What is being asked —
Going through the data below, please show each line containing the string "editor".

========

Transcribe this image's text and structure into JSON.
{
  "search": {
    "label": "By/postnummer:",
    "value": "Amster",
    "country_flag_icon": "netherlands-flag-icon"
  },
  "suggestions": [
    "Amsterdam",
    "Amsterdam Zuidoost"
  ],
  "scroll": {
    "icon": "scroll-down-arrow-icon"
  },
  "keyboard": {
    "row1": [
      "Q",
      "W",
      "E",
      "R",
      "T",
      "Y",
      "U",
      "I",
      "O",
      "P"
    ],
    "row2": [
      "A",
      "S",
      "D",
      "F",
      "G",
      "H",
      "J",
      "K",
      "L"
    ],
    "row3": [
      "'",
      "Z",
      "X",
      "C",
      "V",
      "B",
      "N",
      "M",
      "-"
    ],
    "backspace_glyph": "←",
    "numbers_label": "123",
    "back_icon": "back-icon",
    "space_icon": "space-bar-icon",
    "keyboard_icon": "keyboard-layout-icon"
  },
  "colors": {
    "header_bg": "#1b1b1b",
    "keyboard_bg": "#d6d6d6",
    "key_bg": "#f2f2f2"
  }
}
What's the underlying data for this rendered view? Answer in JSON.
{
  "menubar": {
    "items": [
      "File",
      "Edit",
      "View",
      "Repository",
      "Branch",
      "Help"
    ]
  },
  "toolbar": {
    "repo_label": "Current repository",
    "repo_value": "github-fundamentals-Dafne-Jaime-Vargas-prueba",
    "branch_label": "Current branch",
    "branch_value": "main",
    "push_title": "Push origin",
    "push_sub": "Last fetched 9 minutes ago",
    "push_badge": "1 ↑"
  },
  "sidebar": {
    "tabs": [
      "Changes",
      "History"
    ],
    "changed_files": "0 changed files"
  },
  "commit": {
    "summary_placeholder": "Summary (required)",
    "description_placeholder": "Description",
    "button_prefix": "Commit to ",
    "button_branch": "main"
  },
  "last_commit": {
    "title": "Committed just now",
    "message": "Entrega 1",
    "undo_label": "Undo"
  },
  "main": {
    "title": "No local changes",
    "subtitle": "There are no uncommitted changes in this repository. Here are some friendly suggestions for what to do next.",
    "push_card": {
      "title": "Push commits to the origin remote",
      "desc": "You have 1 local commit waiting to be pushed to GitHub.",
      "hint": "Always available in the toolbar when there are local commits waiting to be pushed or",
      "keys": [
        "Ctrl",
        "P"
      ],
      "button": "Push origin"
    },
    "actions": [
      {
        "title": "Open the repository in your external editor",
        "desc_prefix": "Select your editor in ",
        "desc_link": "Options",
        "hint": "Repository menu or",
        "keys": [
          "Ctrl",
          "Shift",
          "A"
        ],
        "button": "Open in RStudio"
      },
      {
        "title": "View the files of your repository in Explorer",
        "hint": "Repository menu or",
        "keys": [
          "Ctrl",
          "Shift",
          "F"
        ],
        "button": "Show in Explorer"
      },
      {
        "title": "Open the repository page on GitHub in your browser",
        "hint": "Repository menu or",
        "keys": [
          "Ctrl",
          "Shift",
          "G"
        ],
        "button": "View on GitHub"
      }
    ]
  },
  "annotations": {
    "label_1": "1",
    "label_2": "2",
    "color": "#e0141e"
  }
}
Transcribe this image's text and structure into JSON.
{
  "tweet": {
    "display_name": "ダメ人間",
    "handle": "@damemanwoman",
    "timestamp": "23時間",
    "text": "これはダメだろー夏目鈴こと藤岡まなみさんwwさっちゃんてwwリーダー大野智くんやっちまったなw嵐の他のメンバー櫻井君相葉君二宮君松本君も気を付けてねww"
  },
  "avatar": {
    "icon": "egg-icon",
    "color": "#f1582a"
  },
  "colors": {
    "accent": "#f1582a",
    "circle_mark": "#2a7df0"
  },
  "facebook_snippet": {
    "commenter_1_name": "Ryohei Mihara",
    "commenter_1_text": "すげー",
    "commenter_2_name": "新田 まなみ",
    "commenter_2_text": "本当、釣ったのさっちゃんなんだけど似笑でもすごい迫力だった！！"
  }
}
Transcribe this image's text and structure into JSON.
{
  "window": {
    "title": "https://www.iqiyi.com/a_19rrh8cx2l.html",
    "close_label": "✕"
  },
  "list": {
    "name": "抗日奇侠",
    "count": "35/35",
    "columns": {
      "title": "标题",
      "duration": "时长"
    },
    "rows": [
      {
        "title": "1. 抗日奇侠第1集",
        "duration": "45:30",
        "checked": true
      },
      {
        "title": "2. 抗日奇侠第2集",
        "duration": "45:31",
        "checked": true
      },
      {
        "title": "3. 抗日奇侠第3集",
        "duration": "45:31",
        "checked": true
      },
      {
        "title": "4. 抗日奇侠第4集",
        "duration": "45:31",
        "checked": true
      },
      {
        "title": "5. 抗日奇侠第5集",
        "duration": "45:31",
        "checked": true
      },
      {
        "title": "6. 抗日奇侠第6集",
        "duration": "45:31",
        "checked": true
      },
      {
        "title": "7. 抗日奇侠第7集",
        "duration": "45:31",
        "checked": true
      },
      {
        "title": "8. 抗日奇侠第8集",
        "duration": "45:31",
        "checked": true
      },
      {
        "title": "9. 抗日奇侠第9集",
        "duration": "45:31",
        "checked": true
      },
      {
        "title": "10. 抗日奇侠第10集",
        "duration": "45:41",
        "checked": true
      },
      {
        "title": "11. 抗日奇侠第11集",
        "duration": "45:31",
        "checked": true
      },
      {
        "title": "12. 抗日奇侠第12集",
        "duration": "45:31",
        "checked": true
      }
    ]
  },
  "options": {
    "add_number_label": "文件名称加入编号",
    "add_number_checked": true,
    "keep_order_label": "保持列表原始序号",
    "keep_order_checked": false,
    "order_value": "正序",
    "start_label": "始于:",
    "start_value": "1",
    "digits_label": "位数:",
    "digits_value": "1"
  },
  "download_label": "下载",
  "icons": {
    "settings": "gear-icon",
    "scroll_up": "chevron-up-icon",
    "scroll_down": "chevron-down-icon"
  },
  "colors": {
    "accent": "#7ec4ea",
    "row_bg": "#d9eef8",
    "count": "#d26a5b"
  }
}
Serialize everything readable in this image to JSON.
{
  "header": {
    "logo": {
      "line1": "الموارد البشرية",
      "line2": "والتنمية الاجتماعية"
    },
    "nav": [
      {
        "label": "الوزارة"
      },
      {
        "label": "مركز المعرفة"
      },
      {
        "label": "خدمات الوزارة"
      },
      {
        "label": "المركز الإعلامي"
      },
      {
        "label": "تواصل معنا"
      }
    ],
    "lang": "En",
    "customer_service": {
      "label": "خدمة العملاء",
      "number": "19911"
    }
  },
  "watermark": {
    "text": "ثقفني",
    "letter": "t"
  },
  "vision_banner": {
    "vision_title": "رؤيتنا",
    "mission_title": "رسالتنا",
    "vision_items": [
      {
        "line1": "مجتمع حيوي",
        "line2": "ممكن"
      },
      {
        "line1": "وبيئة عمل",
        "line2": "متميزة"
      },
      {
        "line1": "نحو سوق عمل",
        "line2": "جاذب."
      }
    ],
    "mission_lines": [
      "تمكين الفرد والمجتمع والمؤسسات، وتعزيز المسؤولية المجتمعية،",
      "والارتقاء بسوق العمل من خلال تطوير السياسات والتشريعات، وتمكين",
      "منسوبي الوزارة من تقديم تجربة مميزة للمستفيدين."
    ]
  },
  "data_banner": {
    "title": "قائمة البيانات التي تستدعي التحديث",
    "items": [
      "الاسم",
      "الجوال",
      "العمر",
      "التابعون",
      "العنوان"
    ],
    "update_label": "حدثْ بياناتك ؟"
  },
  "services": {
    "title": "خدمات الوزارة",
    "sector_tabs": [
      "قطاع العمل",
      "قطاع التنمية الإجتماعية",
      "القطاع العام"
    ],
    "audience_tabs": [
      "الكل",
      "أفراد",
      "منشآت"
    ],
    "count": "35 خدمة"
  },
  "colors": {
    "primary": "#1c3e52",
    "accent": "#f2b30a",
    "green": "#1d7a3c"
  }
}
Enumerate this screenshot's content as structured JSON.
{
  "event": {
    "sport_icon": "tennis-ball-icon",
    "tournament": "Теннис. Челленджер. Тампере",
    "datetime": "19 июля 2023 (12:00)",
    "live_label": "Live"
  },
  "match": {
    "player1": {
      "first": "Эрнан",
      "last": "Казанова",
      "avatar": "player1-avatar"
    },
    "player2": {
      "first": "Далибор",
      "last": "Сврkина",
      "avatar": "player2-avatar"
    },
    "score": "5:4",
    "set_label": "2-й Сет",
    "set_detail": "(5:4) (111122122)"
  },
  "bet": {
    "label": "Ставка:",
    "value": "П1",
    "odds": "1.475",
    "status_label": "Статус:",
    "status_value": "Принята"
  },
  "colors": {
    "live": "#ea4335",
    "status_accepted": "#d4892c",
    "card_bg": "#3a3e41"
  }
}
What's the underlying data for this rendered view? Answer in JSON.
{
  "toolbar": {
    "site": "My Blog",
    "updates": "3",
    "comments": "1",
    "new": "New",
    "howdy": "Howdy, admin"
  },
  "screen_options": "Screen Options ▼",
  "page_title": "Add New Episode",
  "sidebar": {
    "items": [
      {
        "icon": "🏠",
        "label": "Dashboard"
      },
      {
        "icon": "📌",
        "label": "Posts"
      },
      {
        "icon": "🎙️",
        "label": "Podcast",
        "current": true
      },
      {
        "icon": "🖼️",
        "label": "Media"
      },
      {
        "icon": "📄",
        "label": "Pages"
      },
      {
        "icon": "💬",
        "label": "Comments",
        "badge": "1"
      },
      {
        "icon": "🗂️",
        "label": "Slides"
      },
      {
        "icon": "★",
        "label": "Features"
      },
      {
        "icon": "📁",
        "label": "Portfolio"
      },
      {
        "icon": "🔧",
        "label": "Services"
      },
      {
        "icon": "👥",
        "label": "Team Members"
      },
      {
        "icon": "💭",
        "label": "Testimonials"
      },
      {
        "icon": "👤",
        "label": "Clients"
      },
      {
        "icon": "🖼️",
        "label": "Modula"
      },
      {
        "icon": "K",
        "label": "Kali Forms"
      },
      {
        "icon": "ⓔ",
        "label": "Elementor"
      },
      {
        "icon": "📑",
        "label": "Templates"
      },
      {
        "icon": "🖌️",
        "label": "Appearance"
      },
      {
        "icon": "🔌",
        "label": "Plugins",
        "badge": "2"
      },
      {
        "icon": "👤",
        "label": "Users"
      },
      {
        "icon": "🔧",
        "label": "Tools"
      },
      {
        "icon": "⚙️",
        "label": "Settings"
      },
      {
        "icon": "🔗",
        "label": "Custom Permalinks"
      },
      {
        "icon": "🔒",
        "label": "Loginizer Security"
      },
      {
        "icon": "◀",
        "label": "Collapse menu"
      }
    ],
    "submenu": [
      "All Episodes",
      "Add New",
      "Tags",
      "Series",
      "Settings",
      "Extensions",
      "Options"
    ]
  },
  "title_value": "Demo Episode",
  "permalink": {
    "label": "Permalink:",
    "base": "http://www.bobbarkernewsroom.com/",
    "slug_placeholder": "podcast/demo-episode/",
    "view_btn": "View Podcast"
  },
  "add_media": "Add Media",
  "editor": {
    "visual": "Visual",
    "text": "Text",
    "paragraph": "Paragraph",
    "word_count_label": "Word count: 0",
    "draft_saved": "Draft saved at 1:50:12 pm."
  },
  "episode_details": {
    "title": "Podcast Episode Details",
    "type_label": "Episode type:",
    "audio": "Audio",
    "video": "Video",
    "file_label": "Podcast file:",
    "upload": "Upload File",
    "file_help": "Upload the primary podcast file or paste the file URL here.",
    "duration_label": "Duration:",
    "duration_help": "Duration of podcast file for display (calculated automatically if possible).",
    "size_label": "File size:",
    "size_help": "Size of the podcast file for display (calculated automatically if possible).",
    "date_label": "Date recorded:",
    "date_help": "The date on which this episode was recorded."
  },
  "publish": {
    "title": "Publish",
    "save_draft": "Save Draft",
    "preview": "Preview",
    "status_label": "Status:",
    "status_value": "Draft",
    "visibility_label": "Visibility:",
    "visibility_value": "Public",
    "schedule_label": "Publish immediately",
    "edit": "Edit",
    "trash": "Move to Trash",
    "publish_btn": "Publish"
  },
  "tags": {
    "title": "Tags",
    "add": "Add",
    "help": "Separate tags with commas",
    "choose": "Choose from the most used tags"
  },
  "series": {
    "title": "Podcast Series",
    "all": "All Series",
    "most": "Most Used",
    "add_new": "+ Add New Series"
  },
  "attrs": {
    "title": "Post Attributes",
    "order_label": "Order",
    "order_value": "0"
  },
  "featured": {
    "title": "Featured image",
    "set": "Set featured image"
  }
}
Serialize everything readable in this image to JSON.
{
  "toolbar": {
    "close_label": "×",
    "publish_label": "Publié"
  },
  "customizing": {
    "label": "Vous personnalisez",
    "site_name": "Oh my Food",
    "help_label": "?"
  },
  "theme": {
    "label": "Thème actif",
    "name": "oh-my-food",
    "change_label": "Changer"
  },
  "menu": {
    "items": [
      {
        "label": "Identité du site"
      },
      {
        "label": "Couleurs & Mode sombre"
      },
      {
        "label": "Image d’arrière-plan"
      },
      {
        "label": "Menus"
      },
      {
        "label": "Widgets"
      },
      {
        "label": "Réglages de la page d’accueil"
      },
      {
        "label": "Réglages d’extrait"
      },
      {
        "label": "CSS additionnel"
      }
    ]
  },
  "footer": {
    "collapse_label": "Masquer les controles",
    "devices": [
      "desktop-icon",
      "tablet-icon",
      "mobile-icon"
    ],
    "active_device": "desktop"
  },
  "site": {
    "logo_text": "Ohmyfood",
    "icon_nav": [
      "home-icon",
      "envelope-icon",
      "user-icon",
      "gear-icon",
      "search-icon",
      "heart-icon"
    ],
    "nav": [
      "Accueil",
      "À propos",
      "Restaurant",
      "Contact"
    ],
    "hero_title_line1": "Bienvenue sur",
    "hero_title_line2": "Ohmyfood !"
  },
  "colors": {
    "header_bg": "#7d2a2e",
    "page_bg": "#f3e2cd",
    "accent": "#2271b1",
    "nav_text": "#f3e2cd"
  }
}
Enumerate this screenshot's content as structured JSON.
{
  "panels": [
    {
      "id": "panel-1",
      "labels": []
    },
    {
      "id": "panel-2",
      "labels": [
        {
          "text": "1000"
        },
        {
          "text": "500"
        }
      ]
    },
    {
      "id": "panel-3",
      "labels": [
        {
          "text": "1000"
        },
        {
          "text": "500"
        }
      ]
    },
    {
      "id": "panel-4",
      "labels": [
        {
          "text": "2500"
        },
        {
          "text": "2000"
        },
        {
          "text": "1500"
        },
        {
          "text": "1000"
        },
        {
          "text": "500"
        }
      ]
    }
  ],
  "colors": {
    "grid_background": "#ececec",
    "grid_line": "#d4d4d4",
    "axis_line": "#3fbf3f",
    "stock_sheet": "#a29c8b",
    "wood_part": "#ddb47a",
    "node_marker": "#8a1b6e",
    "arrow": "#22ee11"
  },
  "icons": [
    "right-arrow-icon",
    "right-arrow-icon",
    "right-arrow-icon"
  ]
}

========

Expected answer —
        "title": "Open the repository in your external editor",
        "desc_prefix": "Select your editor in ",
  "editor": {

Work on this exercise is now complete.